*** PROVIDED MATERIAL ***

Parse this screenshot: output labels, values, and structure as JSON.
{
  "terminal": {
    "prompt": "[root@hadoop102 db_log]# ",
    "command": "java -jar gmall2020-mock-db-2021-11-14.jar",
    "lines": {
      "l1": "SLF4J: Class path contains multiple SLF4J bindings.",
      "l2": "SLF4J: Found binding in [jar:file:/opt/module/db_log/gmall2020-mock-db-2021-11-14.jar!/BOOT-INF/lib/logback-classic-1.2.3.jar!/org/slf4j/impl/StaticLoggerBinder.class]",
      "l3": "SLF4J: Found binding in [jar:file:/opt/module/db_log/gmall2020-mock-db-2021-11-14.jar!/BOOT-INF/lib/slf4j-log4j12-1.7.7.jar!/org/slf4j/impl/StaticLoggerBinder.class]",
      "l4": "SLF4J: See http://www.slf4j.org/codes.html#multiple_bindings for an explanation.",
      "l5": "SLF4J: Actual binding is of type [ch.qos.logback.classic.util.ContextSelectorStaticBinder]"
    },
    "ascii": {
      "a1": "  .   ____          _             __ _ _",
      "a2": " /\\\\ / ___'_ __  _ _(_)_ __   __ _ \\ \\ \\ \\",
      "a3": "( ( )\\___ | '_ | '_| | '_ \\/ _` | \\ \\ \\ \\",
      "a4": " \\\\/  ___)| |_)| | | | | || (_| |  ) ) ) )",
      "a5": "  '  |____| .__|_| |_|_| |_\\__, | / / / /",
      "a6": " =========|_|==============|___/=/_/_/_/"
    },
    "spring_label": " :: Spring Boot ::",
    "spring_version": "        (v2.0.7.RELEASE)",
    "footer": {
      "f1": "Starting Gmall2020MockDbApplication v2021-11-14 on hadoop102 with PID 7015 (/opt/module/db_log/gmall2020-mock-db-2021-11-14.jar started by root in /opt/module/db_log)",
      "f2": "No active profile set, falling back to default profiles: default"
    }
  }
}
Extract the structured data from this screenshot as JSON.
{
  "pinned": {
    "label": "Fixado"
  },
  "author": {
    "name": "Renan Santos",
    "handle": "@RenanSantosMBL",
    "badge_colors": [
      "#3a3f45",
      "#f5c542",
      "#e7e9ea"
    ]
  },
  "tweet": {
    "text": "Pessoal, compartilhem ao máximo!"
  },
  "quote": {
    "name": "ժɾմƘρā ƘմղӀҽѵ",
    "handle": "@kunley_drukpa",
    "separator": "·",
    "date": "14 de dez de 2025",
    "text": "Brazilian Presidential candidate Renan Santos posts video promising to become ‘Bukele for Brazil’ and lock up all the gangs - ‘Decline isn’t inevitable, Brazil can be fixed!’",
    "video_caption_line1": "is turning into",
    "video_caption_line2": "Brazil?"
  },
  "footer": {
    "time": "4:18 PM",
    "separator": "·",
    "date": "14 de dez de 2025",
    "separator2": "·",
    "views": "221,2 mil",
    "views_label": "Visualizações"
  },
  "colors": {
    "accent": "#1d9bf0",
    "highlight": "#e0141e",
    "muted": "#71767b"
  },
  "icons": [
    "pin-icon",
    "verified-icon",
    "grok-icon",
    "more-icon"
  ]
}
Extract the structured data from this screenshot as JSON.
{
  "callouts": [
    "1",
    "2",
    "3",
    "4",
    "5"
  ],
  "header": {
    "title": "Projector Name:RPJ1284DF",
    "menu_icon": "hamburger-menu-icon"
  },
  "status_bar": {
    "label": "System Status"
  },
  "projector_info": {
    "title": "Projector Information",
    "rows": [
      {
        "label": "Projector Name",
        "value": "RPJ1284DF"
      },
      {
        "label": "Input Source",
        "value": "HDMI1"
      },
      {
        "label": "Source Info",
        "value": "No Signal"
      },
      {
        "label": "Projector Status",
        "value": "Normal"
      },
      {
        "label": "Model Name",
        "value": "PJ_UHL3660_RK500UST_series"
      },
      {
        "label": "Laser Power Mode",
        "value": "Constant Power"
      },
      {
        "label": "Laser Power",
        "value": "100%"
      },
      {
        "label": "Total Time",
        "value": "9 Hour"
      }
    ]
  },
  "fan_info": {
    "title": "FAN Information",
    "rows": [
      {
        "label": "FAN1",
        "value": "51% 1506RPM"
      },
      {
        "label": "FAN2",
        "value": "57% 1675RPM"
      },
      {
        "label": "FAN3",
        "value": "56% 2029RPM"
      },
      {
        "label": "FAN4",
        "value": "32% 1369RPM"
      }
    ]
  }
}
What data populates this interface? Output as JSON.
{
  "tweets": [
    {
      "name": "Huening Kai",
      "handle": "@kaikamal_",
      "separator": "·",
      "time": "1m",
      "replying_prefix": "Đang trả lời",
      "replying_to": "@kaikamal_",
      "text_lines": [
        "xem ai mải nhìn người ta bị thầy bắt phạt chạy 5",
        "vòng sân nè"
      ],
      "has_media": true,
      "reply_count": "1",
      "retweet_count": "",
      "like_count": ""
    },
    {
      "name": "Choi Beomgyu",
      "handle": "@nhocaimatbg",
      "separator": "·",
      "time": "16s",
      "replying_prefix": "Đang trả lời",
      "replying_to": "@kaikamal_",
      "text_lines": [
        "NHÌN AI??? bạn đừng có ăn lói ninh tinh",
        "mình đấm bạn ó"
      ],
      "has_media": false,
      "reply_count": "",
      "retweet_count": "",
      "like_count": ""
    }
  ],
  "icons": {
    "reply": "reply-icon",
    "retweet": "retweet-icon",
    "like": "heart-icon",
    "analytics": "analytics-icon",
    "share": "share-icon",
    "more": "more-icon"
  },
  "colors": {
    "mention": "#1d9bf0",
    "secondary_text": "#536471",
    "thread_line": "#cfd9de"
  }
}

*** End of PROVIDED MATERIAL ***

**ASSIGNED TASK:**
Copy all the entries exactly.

**OUTPUT FOR THIS EXERCISE:**
Parse this screenshot: output labels, values, and structure as JSON.
{
  "terminal": {
    "prompt": "[root@hadoop102 db_log]# ",
    "command": "java -jar gmall2020-mock-db-2021-11-14.jar",
    "lines": {
      "l1": "SLF4J: Class path contains multiple SLF4J bindings.",
      "l2": "SLF4J: Found binding in [jar:file:/opt/module/db_log/gmall2020-mock-db-2021-11-14.jar!/BOOT-INF/lib/logback-classic-1.2.3.jar!/org/slf4j/impl/StaticLoggerBinder.class]",
      "l3": "SLF4J: Found binding in [jar:file:/opt/module/db_log/gmall2020-mock-db-2021-11-14.jar!/BOOT-INF/lib/slf4j-log4j12-1.7.7.jar!/org/slf4j/impl/StaticLoggerBinder.class]",
      "l4": "SLF4J: See http://www.slf4j.org/codes.html#multiple_bindings for an explanation.",
      "l5": "SLF4J: Actual binding is of type [ch.qos.logback.classic.util.ContextSelectorStaticBinder]"
    },
    "ascii": {
      "a1": "  .   ____          _             __ _ _",
      "a2": " /\\\\ / ___'_ __  _ _(_)_ __   __ _ \\ \\ \\ \\",
      "a3": "( ( )\\___ | '_ | '_| | '_ \\/ _` | \\ \\ \\ \\",
      "a4": " \\\\/  ___)| |_)| | | | | || (_| |  ) ) ) )",
      "a5": "  '  |____| .__|_| |_|_| |_\\__, | / / / /",
      "a6": " =========|_|==============|___/=/_/_/_/"
    },
    "spring_label": " :: Spring Boot ::",
    "spring_version": "        (v2.0.7.RELEASE)",
    "footer": {
      "f1": "Starting Gmall2020MockDbApplication v2021-11-14 on hadoop102 with PID 7015 (/opt/module/db_log/gmall2020-mock-db-2021-11-14.jar started by root in /opt/module/db_log)",
      "f2": "No active profile set, falling back to default profiles: default"
    }
  }
}
Extract the structured data from this screenshot as JSON.
{
  "pinned": {
    "label": "Fixado"
  },
  "author": {
    "name": "Renan Santos",
    "handle": "@RenanSantosMBL",
    "badge_colors": [
      "#3a3f45",
      "#f5c542",
      "#e7e9ea"
    ]
  },
  "tweet": {
    "text": "Pessoal, compartilhem ao máximo!"
  },
  "quote": {
    "name": "ժɾմƘρā ƘմղӀҽѵ",
    "handle": "@kunley_drukpa",
    "separator": "·",
    "date": "14 de dez de 2025",
    "text": "Brazilian Presidential candidate Renan Santos posts video promising to become ‘Bukele for Brazil’ and lock up all the gangs - ‘Decline isn’t inevitable, Brazil can be fixed!’",
    "video_caption_line1": "is turning into",
    "video_caption_line2": "Brazil?"
  },
  "footer": {
    "time": "4:18 PM",
    "separator": "·",
    "date": "14 de dez de 2025",
    "separator2": "·",
    "views": "221,2 mil",
    "views_label": "Visualizações"
  },
  "colors": {
    "accent": "#1d9bf0",
    "highlight": "#e0141e",
    "muted": "#71767b"
  },
  "icons": [
    "pin-icon",
    "verified-icon",
    "grok-icon",
    "more-icon"
  ]
}
Extract the structured data from this screenshot as JSON.
{
  "callouts": [
    "1",
    "2",
    "3",
    "4",
    "5"
  ],
  "header": {
    "title": "Projector Name:RPJ1284DF",
    "menu_icon": "hamburger-menu-icon"
  },
  "status_bar": {
    "label": "System Status"
  },
  "projector_info": {
    "title": "Projector Information",
    "rows": [
      {
        "label": "Projector Name",
        "value": "RPJ1284DF"
      },
      {
        "label": "Input Source",
        "value": "HDMI1"
      },
      {
        "label": "Source Info",
        "value": "No Signal"
      },
      {
        "label": "Projector Status",
        "value": "Normal"
      },
      {
        "label": "Model Name",
        "value": "PJ_UHL3660_RK500UST_series"
      },
      {
        "label": "Laser Power Mode",
        "value": "Constant Power"
      },
      {
        "label": "Laser Power",
        "value": "100%"
      },
      {
        "label": "Total Time",
        "value": "9 Hour"
      }
    ]
  },
  "fan_info": {
    "title": "FAN Information",
    "rows": [
      {
        "label": "FAN1",
        "value": "51% 1506RPM"
      },
      {
        "label": "FAN2",
        "value": "57% 1675RPM"
      },
      {
        "label": "FAN3",
        "value": "56% 2029RPM"
      },
      {
        "label": "FAN4",
        "value": "32% 1369RPM"
      }
    ]
  }
}
What data populates this interface? Output as JSON.
{
  "tweets": [
    {
      "name": "Huening Kai",
      "handle": "@kaikamal_",
      "separator": "·",
      "time": "1m",
      "replying_prefix": "Đang trả lời",
      "replying_to": "@kaikamal_",
      "text_lines": [
        "xem ai mải nhìn người ta bị thầy bắt phạt chạy 5",
        "vòng sân nè"
      ],
      "has_media": true,
      "reply_count": "1",
      "retweet_count": "",
      "like_count": ""
    },
    {
      "name": "Choi Beomgyu",
      "handle": "@nhocaimatbg",
      "separator": "·",
      "time": "16s",
      "replying_prefix": "Đang trả lời",
      "replying_to": "@kaikamal_",
      "text_lines": [
        "NHÌN AI??? bạn đừng có ăn lói ninh tinh",
        "mình đấm bạn ó"
      ],
      "has_media": false,
      "reply_count": "",
      "retweet_count": "",
      "like_count": ""
    }
  ],
  "icons": {
    "reply": "reply-icon",
    "retweet": "retweet-icon",
    "like": "heart-icon",
    "analytics": "analytics-icon",
    "share": "share-icon",
    "more": "more-icon"
  },
  "colors": {
    "mention": "#1d9bf0",
    "secondary_text": "#536471",
    "thread_line": "#cfd9de"
  }
}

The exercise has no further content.